**What needs to be done:**
Wherever the string "Adobe" shows up in the material below, copy that line.

══════════

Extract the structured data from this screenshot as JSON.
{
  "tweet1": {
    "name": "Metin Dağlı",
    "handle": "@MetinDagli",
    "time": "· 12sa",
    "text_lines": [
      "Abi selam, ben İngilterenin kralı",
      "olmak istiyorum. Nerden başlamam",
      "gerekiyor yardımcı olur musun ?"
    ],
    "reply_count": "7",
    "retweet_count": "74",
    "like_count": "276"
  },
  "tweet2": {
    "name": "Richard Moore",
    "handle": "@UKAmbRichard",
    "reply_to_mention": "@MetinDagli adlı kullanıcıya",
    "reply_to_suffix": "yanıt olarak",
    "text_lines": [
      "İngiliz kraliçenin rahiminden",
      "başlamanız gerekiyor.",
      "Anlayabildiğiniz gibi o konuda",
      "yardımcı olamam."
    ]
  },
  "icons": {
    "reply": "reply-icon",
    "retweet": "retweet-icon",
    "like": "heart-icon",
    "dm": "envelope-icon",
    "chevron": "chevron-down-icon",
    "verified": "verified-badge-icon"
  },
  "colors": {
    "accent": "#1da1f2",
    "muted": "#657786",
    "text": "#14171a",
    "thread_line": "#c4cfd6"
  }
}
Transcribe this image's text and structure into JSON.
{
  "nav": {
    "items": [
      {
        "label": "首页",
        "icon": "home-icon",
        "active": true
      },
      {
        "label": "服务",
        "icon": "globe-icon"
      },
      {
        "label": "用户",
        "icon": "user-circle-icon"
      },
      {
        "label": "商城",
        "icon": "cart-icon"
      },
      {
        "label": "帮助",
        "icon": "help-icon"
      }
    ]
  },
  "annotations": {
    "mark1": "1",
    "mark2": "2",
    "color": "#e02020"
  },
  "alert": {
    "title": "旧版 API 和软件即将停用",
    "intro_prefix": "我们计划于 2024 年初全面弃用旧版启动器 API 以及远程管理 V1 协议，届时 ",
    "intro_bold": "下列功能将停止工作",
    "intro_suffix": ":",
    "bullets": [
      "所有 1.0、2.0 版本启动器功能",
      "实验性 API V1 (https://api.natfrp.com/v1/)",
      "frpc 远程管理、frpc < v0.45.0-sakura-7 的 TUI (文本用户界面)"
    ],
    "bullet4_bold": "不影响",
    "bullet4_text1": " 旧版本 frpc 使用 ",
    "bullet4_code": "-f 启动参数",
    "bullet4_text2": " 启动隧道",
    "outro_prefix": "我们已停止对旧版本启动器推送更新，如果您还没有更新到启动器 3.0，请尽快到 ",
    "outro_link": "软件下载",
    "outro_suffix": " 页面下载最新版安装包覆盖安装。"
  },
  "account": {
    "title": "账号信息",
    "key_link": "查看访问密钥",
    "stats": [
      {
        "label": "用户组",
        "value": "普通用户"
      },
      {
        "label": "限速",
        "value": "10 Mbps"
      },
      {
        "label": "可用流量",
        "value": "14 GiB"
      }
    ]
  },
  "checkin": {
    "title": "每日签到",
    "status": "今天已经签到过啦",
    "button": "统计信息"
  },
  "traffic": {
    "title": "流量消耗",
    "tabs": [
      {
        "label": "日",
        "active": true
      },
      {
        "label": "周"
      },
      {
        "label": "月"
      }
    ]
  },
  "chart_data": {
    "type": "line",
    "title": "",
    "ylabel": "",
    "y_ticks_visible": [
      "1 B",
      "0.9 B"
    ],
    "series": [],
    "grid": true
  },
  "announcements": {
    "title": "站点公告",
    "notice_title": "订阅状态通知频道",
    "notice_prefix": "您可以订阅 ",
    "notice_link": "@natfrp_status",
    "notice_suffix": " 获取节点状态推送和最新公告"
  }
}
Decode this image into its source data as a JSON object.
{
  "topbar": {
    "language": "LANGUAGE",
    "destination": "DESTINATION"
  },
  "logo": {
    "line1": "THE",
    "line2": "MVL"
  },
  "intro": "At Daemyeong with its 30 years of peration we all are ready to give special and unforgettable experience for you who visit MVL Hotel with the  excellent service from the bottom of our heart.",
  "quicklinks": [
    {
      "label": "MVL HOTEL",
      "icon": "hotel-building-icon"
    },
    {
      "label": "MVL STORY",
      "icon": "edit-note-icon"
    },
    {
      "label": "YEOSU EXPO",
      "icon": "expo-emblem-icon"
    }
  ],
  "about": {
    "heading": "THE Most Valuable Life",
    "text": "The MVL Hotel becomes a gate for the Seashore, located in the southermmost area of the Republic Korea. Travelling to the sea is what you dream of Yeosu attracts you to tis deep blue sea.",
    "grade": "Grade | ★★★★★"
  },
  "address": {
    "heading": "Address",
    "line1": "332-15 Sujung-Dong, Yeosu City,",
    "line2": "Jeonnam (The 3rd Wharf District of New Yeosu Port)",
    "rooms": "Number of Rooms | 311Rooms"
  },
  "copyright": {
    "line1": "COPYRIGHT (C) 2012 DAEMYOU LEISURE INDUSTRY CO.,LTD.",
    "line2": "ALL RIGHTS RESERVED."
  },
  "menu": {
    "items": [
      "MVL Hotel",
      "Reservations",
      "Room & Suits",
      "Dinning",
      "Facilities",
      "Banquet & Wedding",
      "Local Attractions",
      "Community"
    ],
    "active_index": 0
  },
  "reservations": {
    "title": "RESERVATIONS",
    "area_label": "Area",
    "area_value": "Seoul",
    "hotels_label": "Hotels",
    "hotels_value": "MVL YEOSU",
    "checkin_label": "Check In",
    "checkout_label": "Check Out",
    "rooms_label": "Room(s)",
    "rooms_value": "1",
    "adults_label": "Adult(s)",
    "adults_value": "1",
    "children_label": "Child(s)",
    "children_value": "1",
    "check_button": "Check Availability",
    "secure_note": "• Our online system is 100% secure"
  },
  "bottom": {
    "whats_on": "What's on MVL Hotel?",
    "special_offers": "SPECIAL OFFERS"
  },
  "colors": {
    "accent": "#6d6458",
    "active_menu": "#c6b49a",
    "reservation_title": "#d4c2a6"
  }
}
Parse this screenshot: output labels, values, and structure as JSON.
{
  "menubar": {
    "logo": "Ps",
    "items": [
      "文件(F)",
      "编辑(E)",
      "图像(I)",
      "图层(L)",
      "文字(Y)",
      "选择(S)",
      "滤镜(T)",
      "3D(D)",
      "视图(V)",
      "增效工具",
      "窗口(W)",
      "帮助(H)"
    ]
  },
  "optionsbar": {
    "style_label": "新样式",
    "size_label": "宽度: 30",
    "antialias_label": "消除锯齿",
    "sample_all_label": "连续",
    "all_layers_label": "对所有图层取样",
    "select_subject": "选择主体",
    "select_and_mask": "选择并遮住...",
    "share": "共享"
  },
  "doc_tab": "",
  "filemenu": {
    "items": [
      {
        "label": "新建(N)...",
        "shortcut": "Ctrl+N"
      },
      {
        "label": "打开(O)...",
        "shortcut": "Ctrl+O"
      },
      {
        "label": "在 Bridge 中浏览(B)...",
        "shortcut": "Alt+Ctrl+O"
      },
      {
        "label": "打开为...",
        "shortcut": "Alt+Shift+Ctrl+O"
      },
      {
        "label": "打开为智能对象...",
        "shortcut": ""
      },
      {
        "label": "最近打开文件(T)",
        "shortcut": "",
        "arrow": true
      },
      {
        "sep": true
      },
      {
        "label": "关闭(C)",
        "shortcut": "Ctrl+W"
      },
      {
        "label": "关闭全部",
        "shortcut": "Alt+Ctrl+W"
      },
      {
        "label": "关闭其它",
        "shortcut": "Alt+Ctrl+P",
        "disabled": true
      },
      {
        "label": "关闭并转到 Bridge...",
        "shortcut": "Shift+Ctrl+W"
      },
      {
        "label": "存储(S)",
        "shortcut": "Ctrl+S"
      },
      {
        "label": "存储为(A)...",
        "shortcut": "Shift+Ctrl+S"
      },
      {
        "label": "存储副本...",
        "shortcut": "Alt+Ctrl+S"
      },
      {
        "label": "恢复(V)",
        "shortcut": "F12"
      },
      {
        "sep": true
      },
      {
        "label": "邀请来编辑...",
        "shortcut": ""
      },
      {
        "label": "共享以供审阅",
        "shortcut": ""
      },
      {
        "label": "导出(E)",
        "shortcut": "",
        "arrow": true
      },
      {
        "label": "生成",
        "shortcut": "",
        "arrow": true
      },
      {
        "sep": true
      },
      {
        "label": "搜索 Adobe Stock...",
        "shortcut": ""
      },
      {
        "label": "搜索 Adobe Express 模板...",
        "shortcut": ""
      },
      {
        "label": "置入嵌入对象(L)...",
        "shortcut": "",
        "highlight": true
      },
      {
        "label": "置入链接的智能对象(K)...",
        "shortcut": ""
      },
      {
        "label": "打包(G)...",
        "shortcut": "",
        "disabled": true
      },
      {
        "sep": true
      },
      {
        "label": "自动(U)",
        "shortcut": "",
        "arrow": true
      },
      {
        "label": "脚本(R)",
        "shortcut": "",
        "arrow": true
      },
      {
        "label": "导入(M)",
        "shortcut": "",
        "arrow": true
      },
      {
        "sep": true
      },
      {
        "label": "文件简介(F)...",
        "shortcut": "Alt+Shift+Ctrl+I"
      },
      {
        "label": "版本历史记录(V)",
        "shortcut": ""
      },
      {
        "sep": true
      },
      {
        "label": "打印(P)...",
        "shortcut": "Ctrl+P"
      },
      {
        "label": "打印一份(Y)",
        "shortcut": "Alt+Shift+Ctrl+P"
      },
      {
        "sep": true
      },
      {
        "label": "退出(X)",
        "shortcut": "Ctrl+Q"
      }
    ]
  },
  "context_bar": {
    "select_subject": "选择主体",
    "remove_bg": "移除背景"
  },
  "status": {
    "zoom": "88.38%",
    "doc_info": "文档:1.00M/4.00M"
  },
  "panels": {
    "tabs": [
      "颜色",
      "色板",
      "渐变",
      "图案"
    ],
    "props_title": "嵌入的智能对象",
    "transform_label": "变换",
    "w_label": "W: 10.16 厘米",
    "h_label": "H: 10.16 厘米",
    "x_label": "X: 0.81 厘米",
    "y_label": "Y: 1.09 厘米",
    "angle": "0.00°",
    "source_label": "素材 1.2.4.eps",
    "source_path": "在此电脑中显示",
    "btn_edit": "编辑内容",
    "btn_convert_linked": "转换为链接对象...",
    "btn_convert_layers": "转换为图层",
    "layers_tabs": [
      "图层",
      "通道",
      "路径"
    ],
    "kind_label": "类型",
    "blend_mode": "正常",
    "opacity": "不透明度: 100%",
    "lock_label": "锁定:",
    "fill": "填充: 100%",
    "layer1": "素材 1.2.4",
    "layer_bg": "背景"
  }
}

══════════

**Result of this task:**
        "label": "搜索 Adobe Stock...",
        "label": "搜索 Adobe Express 模板...",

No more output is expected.